> Brief: Repeat the records below exactly. Omit the pictures.

Extracted data entries:

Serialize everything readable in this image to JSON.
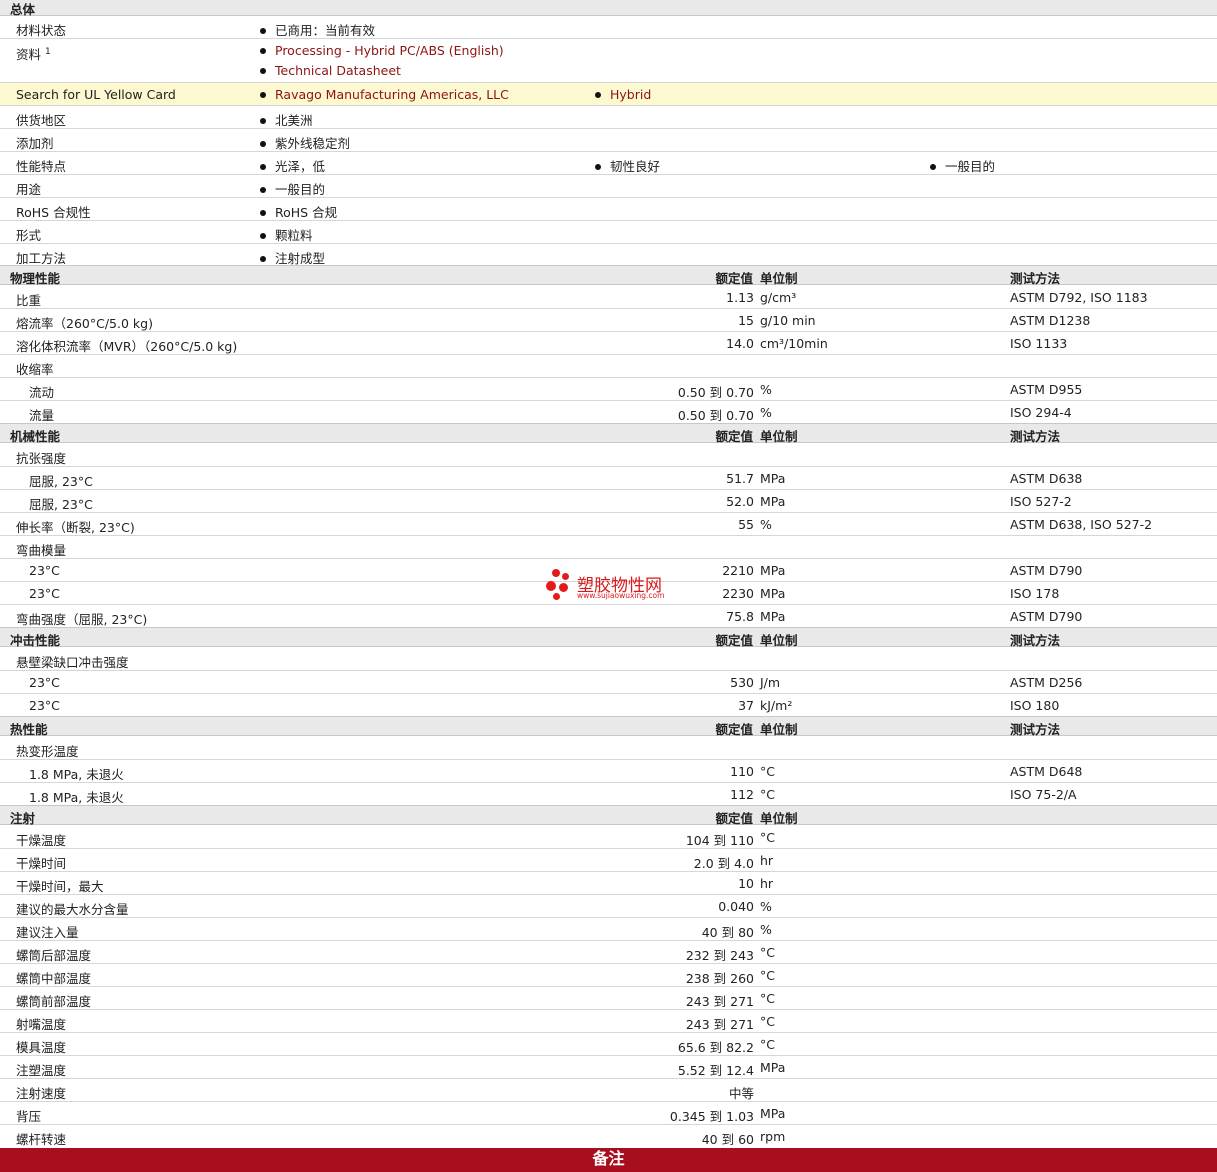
{
  "general": {
    "title": "总体",
    "material_status_label": "材料状态",
    "material_status_value": "已商用：当前有效",
    "docs_label": "资料",
    "docs_sup": "1",
    "docs": [
      "Processing - Hybrid PC/ABS (English)",
      "Technical Datasheet"
    ],
    "ul_label": "Search for UL Yellow Card",
    "ul_items": [
      "Ravago Manufacturing Americas, LLC",
      "Hybrid"
    ],
    "region_label": "供货地区",
    "region_value": "北美洲",
    "additive_label": "添加剂",
    "additive_value": "紫外线稳定剂",
    "features_label": "性能特点",
    "features": [
      "光泽，低",
      "韧性良好",
      "一般目的"
    ],
    "uses_label": "用途",
    "uses_value": "一般目的",
    "rohs_label": "RoHS 合规性",
    "rohs_value": "RoHS 合规",
    "form_label": "形式",
    "form_value": "颗粒料",
    "process_label": "加工方法",
    "process_value": "注射成型"
  },
  "headers": {
    "value": "额定值",
    "unit": "单位制",
    "method": "测试方法"
  },
  "physical": {
    "title": "物理性能",
    "rows": [
      {
        "label": "比重",
        "value": "1.13",
        "unit": "g/cm³",
        "method": "ASTM D792, ISO 1183"
      },
      {
        "label": "熔流率（260°C/5.0 kg)",
        "value": "15",
        "unit": "g/10 min",
        "method": "ASTM D1238"
      },
      {
        "label": "溶化体积流率（MVR）（260°C/5.0 kg)",
        "value": "14.0",
        "unit": "cm³/10min",
        "method": "ISO 1133"
      },
      {
        "label": "收缩率",
        "value": "",
        "unit": "",
        "method": ""
      },
      {
        "label": "流动",
        "value": "0.50 到  0.70",
        "unit": "%",
        "method": "ASTM D955"
      },
      {
        "label": "流量",
        "value": "0.50 到  0.70",
        "unit": "%",
        "method": "ISO 294-4"
      }
    ]
  },
  "mechanical": {
    "title": "机械性能",
    "rows": [
      {
        "label": "抗张强度",
        "value": "",
        "unit": "",
        "method": ""
      },
      {
        "label": "屈服, 23°C",
        "value": "51.7",
        "unit": "MPa",
        "method": "ASTM D638"
      },
      {
        "label": "屈服, 23°C",
        "value": "52.0",
        "unit": "MPa",
        "method": "ISO 527-2"
      },
      {
        "label": "伸长率（断裂, 23°C)",
        "value": "55",
        "unit": "%",
        "method": "ASTM D638, ISO 527-2"
      },
      {
        "label": "弯曲模量",
        "value": "",
        "unit": "",
        "method": ""
      },
      {
        "label": "23°C",
        "value": "2210",
        "unit": "MPa",
        "method": "ASTM D790"
      },
      {
        "label": "23°C",
        "value": "2230",
        "unit": "MPa",
        "method": "ISO 178"
      },
      {
        "label": "弯曲强度（屈服, 23°C)",
        "value": "75.8",
        "unit": "MPa",
        "method": "ASTM D790"
      }
    ]
  },
  "impact": {
    "title": "冲击性能",
    "rows": [
      {
        "label": "悬壁梁缺口冲击强度",
        "value": "",
        "unit": "",
        "method": ""
      },
      {
        "label": "23°C",
        "value": "530",
        "unit": "J/m",
        "method": "ASTM D256"
      },
      {
        "label": "23°C",
        "value": "37",
        "unit": "kJ/m²",
        "method": "ISO 180"
      }
    ]
  },
  "thermal": {
    "title": "热性能",
    "rows": [
      {
        "label": "热变形温度",
        "value": "",
        "unit": "",
        "method": ""
      },
      {
        "label": "1.8 MPa, 未退火",
        "value": "110",
        "unit": "°C",
        "method": "ASTM D648"
      },
      {
        "label": "1.8 MPa, 未退火",
        "value": "112",
        "unit": "°C",
        "method": "ISO 75-2/A"
      }
    ]
  },
  "injection": {
    "title": "注射",
    "rows": [
      {
        "label": "干燥温度",
        "value": "104 到  110",
        "unit": "°C"
      },
      {
        "label": "干燥时间",
        "value": "2.0 到  4.0",
        "unit": "hr"
      },
      {
        "label": "干燥时间，最大",
        "value": "10",
        "unit": "hr"
      },
      {
        "label": "建议的最大水分含量",
        "value": "0.040",
        "unit": "%"
      },
      {
        "label": "建议注入量",
        "value": "40 到  80",
        "unit": "%"
      },
      {
        "label": "螺筒后部温度",
        "value": "232 到  243",
        "unit": "°C"
      },
      {
        "label": "螺筒中部温度",
        "value": "238 到  260",
        "unit": "°C"
      },
      {
        "label": "螺筒前部温度",
        "value": "243 到  271",
        "unit": "°C"
      },
      {
        "label": "射嘴温度",
        "value": "243 到  271",
        "unit": "°C"
      },
      {
        "label": "模具温度",
        "value": "65.6 到  82.2",
        "unit": "°C"
      },
      {
        "label": "注塑温度",
        "value": "5.52 到  12.4",
        "unit": "MPa"
      },
      {
        "label": "注射速度",
        "value": "中等",
        "unit": ""
      },
      {
        "label": "背压",
        "value": "0.345 到  1.03",
        "unit": "MPa"
      },
      {
        "label": "螺杆转速",
        "value": "40 到  60",
        "unit": "rpm"
      }
    ]
  },
  "footer": {
    "title": "备注"
  },
  "watermark": {
    "text": "塑胶物性网",
    "url": "www.sujiaowuxing.com",
    "color": "#d81a1a"
  }
}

> Response to this exercise:
Serialize everything readable in this image to JSON.
{
  "general": {
    "title": "总体",
    "material_status_label": "材料状态",
    "material_status_value": "已商用：当前有效",
    "docs_label": "资料",
    "docs_sup": "1",
    "docs": [
      "Processing - Hybrid PC/ABS (English)",
      "Technical Datasheet"
    ],
    "ul_label": "Search for UL Yellow Card",
    "ul_items": [
      "Ravago Manufacturing Americas, LLC",
      "Hybrid"
    ],
    "region_label": "供货地区",
    "region_value": "北美洲",
    "additive_label": "添加剂",
    "additive_value": "紫外线稳定剂",
    "features_label": "性能特点",
    "features": [
      "光泽，低",
      "韧性良好",
      "一般目的"
    ],
    "uses_label": "用途",
    "uses_value": "一般目的",
    "rohs_label": "RoHS 合规性",
    "rohs_value": "RoHS 合规",
    "form_label": "形式",
    "form_value": "颗粒料",
    "process_label": "加工方法",
    "process_value": "注射成型"
  },
  "headers": {
    "value": "额定值",
    "unit": "单位制",
    "method": "测试方法"
  },
  "physical": {
    "title": "物理性能",
    "rows": [
      {
        "label": "比重",
        "value": "1.13",
        "unit": "g/cm³",
        "method": "ASTM D792, ISO 1183"
      },
      {
        "label": "熔流率（260°C/5.0 kg)",
        "value": "15",
        "unit": "g/10 min",
        "method": "ASTM D1238"
      },
      {
        "label": "溶化体积流率（MVR）（260°C/5.0 kg)",
        "value": "14.0",
        "unit": "cm³/10min",
        "method": "ISO 1133"
      },
      {
        "label": "收缩率",
        "value": "",
        "unit": "",
        "method": ""
      },
      {
        "label": "流动",
        "value": "0.50 到  0.70",
        "unit": "%",
        "method": "ASTM D955"
      },
      {
        "label": "流量",
        "value": "0.50 到  0.70",
        "unit": "%",
        "method": "ISO 294-4"
      }
    ]
  },
  "mechanical": {
    "title": "机械性能",
    "rows": [
      {
        "label": "抗张强度",
        "value": "",
        "unit": "",
        "method": ""
      },
      {
        "label": "屈服, 23°C",
        "value": "51.7",
        "unit": "MPa",
        "method": "ASTM D638"
      },
      {
        "label": "屈服, 23°C",
        "value": "52.0",
        "unit": "MPa",
        "method": "ISO 527-2"
      },
      {
        "label": "伸长率（断裂, 23°C)",
        "value": "55",
        "unit": "%",
        "method": "ASTM D638, ISO 527-2"
      },
      {
        "label": "弯曲模量",
        "value": "",
        "unit": "",
        "method": ""
      },
      {
        "label": "23°C",
        "value": "2210",
        "unit": "MPa",
        "method": "ASTM D790"
      },
      {
        "label": "23°C",
        "value": "2230",
        "unit": "MPa",
        "method": "ISO 178"
      },
      {
        "label": "弯曲强度（屈服, 23°C)",
        "value": "75.8",
        "unit": "MPa",
        "method": "ASTM D790"
      }
    ]
  },
  "impact": {
    "title": "冲击性能",
    "rows": [
      {
        "label": "悬壁梁缺口冲击强度",
        "value": "",
        "unit": "",
        "method": ""
      },
      {
        "label": "23°C",
        "value": "530",
        "unit": "J/m",
        "method": "ASTM D256"
      },
      {
        "label": "23°C",
        "value": "37",
        "unit": "kJ/m²",
        "method": "ISO 180"
      }
    ]
  },
  "thermal": {
    "title": "热性能",
    "rows": [
      {
        "label": "热变形温度",
        "value": "",
        "unit": "",
        "method": ""
      },
      {
        "label": "1.8 MPa, 未退火",
        "value": "110",
        "unit": "°C",
        "method": "ASTM D648"
      },
      {
        "label": "1.8 MPa, 未退火",
        "value": "112",
        "unit": "°C",
        "method": "ISO 75-2/A"
      }
    ]
  },
  "injection": {
    "title": "注射",
    "rows": [
      {
        "label": "干燥温度",
        "value": "104 到  110",
        "unit": "°C"
      },
      {
        "label": "干燥时间",
        "value": "2.0 到  4.0",
        "unit": "hr"
      },
      {
        "label": "干燥时间，最大",
        "value": "10",
        "unit": "hr"
      },
      {
        "label": "建议的最大水分含量",
        "value": "0.040",
        "unit": "%"
      },
      {
        "label": "建议注入量",
        "value": "40 到  80",
        "unit": "%"
      },
      {
        "label": "螺筒后部温度",
        "value": "232 到  243",
        "unit": "°C"
      },
      {
        "label": "螺筒中部温度",
        "value": "238 到  260",
        "unit": "°C"
      },
      {
        "label": "螺筒前部温度",
        "value": "243 到  271",
        "unit": "°C"
      },
      {
        "label": "射嘴温度",
        "value": "243 到  271",
        "unit": "°C"
      },
      {
        "label": "模具温度",
        "value": "65.6 到  82.2",
        "unit": "°C"
      },
      {
        "label": "注塑温度",
        "value": "5.52 到  12.4",
        "unit": "MPa"
      },
      {
        "label": "注射速度",
        "value": "中等",
        "unit": ""
      },
      {
        "label": "背压",
        "value": "0.345 到  1.03",
        "unit": "MPa"
      },
      {
        "label": "螺杆转速",
        "value": "40 到  60",
        "unit": "rpm"
      }
    ]
  },
  "footer": {
    "title": "备注"
  },
  "watermark": {
    "text": "塑胶物性网",
    "url": "www.sujiaowuxing.com",
    "color": "#d81a1a"
  }
}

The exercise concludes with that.